Canine companions have been a life-saver during the pandemic: Just check out a dog park or two; they're busier than ever.

The canine effect has been crucial during COVID-19.

Just ask Edmonton's Jeff Cummings who says his two dogs help him take much-needed breaks from the lingering pandemic.

"People can be grouchy, but my dogs never change their attitude,” he said. “They're always happy and they always want to be by my side."

Cummings says his black lab crosses, Hunter and Wilson, lounge around while he works from his home office and are always ready for a short leash walk on bitterly cold days. Most of the time though, he takes his furry friends to one of 40-plus dog parks in the metro area.

"We usually go to the Deermound off-leash area near Sherwood Park," said Cummings, who noticed dog parks have been busier since the start of the pandemic.

The owner of an Edmonton dog-walking business that started shortly after the pandemic landed has also seen an increase in activity at city dog parks.

"I think a lot of people got new dogs when we went into lock down,” said Dan Meyer, owner of The Leash Team, who believes Edmonton has some of the largest and best off-leash parks in Canada. "Some parks are smaller and fenced like Lacombe and Lauderdale. Some are large and quite diverse, like Laurier and Terwillegar.”

Meyer, who launched The Leash Team in May, 2020, now has six full-time employees and is grateful for his pandemic success. "This is a pretty special business built in a very crazy time." Meyer says his wife, Bea Bohm-Meyer recently commented, "Out of the COVID darkness comes canine light and love."

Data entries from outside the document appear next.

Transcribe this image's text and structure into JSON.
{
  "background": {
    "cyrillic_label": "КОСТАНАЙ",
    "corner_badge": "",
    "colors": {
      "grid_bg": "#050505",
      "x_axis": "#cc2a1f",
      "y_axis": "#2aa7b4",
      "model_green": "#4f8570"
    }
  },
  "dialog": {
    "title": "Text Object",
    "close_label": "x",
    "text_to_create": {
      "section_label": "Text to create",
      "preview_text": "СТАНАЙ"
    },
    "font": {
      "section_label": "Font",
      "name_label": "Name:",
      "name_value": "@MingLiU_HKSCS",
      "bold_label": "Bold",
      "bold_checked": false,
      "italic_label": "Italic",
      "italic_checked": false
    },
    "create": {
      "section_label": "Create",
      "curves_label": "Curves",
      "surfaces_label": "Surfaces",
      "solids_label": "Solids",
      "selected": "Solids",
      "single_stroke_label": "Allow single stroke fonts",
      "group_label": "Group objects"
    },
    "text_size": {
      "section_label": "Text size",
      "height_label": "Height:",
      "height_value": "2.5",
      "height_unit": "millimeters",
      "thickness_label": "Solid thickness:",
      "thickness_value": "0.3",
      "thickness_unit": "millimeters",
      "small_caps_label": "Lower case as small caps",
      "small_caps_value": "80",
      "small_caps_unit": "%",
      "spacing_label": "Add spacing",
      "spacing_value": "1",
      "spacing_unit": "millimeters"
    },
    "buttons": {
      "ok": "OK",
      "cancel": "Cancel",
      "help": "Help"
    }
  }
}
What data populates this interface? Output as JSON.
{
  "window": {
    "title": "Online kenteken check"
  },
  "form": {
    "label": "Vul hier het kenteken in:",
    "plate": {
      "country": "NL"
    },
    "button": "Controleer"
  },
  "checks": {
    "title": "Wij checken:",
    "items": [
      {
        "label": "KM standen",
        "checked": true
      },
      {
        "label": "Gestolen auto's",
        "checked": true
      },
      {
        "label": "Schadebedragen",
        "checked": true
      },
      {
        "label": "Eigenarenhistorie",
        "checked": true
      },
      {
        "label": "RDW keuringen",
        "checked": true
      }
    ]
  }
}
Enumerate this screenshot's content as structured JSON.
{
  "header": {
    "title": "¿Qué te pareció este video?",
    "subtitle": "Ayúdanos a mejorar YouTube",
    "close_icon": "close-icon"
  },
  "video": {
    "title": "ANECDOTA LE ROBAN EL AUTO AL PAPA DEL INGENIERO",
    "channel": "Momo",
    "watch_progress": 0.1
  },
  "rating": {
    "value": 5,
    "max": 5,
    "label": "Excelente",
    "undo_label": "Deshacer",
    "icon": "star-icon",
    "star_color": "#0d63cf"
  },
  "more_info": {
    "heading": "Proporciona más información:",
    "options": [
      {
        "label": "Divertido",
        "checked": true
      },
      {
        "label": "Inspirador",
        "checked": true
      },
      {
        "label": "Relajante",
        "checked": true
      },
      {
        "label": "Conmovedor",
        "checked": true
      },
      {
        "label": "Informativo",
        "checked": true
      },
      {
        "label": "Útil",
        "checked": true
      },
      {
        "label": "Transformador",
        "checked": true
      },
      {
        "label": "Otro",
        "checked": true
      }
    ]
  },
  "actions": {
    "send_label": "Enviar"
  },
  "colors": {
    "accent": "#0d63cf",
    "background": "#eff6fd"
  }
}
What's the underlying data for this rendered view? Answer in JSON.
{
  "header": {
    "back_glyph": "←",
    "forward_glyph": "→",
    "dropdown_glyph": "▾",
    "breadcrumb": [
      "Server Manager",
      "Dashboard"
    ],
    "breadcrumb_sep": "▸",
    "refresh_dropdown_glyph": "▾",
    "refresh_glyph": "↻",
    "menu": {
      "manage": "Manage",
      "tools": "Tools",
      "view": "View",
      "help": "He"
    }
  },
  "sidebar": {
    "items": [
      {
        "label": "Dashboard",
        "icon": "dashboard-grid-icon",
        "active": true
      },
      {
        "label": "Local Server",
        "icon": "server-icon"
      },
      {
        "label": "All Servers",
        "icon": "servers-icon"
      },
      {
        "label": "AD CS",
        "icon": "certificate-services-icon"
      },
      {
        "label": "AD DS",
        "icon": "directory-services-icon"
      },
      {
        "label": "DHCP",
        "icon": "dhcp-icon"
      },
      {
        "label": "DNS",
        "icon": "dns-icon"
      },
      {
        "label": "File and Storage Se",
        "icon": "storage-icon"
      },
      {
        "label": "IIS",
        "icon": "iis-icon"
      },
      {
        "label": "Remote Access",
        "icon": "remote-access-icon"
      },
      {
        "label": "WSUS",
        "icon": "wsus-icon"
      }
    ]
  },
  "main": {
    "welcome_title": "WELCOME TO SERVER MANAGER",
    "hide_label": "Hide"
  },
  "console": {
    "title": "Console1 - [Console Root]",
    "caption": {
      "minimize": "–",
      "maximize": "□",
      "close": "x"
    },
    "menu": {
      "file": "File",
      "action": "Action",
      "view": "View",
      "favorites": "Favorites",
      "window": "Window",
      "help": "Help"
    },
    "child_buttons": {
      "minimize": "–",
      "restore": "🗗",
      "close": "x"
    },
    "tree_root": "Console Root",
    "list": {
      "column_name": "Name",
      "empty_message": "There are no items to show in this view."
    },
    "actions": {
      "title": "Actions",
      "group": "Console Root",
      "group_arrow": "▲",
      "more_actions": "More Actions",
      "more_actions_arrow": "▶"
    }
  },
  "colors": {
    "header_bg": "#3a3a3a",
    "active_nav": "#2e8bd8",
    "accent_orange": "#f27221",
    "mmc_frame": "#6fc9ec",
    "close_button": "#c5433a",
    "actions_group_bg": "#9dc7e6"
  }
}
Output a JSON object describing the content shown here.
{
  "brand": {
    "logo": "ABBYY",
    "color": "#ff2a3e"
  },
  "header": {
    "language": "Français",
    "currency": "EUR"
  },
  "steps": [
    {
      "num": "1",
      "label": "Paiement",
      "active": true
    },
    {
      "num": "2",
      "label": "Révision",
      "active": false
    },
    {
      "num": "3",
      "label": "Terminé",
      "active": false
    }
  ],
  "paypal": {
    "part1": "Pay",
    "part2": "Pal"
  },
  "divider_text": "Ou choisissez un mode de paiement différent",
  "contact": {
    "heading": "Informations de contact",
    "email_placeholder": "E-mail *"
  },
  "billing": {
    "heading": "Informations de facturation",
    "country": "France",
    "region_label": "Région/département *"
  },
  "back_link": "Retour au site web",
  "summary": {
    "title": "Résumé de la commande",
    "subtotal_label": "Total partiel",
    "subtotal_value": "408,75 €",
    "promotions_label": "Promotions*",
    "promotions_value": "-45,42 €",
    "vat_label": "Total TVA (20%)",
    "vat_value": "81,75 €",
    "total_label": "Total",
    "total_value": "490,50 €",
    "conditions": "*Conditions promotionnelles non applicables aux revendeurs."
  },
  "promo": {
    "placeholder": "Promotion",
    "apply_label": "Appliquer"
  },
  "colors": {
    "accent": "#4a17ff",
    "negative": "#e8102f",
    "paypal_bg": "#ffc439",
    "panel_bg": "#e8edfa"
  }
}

Steph Law, co-owner of Dog Jogs, says her business was hit hard in the early months of COVID-19 but has since bounced back. "Edmonton and surrounding areas generally do offer great off-leash facilities for dogs," she said. "We feel like dog parks have definitely increased in popularity over the past couple of years."

A City of Edmonton official says dog park usage has increased to the point where the winter 'off-season" is now as busy as summer. Dog off-leash coordinator Beckie Boutilier says the City has received the most positive feedback about the small-dogs-only areas at Lauderdale and Paisley parks.

"Owners of small dogs enjoy being able to have their dogs interact with others of the same size without worrying about larger dogs," she said.

In the cold of late December at Edmonton’s Jackie Parker off-leash park, Tony Blais stopped to chat while playing fetch with his five-year-old German shepherd, Strider.

 “Dog parks are very important to me," he said to Alberta Prime Times. "They provide an opportunity to exercise Strider and have him socialize with other dogs.”

In Calgary, the owner of one dog-walking service says there are about 30 parks she uses regularly.

“We have some awesome parks in Calgary, but about 100 of them are too sloped or too close to busy traffic areas,” said Trish Way, owner /operator of Pooches in the Park.

A City of Calgary spokesperson says there has been an increased demand at the 157 off-leash parks (eight parks are fenced) since the start of the pandemic.

“The majority of feedback we receive is positive with the biggest compliment being that Calgarians are grateful to have so much space where their four-legged friends can be active and socialize with other dogs," said the City's Kaila Lagran.

For more information on dog parks in Edmonton and Calgary, see edmonton.ca/offleash and calgary.ca/offleash.